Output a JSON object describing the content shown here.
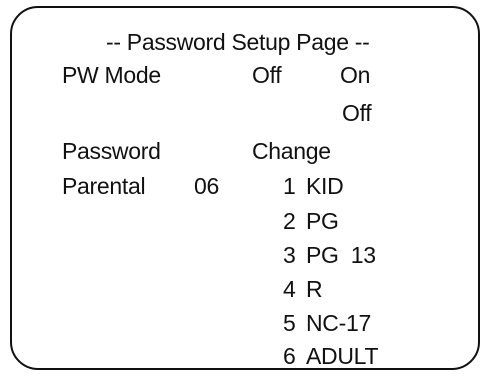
{
  "title": "-- Password Setup Page --",
  "pw_mode": {
    "label": "PW Mode",
    "current_value": "Off",
    "options": [
      "On",
      "Off"
    ]
  },
  "password": {
    "label": "Password",
    "action": "Change"
  },
  "parental": {
    "label": "Parental",
    "value": "06",
    "levels": [
      {
        "number": "1",
        "rating": "KID"
      },
      {
        "number": "2",
        "rating": "PG"
      },
      {
        "number": "3",
        "rating": "PG  13"
      },
      {
        "number": "4",
        "rating": "R"
      },
      {
        "number": "5",
        "rating": "NC-17"
      },
      {
        "number": "6",
        "rating": "ADULT"
      }
    ]
  }
}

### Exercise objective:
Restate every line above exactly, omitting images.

### Result for this exercise:
Output a JSON object describing the content shown here.
{
  "title": "-- Password Setup Page --",
  "pw_mode": {
    "label": "PW Mode",
    "current_value": "Off",
    "options": [
      "On",
      "Off"
    ]
  },
  "password": {
    "label": "Password",
    "action": "Change"
  },
  "parental": {
    "label": "Parental",
    "value": "06",
    "levels": [
      {
        "number": "1",
        "rating": "KID"
      },
      {
        "number": "2",
        "rating": "PG"
      },
      {
        "number": "3",
        "rating": "PG  13"
      },
      {
        "number": "4",
        "rating": "R"
      },
      {
        "number": "5",
        "rating": "NC-17"
      },
      {
        "number": "6",
        "rating": "ADULT"
      }
    ]
  }
}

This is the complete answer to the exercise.